WORK TO COMPLETE: Your answer should be an exact copy of the data.

BEGIN

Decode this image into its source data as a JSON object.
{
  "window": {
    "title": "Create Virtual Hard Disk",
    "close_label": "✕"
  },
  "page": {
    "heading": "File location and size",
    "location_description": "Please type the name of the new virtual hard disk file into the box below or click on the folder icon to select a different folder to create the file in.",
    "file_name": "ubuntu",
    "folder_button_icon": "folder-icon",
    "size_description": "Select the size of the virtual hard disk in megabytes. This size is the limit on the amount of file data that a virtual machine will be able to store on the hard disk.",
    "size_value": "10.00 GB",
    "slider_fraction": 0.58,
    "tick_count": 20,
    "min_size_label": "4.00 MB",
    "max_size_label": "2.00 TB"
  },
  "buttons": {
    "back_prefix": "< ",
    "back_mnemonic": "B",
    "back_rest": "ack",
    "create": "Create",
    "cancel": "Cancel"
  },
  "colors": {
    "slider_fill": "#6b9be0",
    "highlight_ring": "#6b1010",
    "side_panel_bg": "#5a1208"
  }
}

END

EXPECTED OUTPUT:
Decode this image into its source data as a JSON object.
{
  "window": {
    "title": "Create Virtual Hard Disk",
    "close_label": "✕"
  },
  "page": {
    "heading": "File location and size",
    "location_description": "Please type the name of the new virtual hard disk file into the box below or click on the folder icon to select a different folder to create the file in.",
    "file_name": "ubuntu",
    "folder_button_icon": "folder-icon",
    "size_description": "Select the size of the virtual hard disk in megabytes. This size is the limit on the amount of file data that a virtual machine will be able to store on the hard disk.",
    "size_value": "10.00 GB",
    "slider_fraction": 0.58,
    "tick_count": 20,
    "min_size_label": "4.00 MB",
    "max_size_label": "2.00 TB"
  },
  "buttons": {
    "back_prefix": "< ",
    "back_mnemonic": "B",
    "back_rest": "ack",
    "create": "Create",
    "cancel": "Cancel"
  },
  "colors": {
    "slider_fill": "#6b9be0",
    "highlight_ring": "#6b1010",
    "side_panel_bg": "#5a1208"
  }
}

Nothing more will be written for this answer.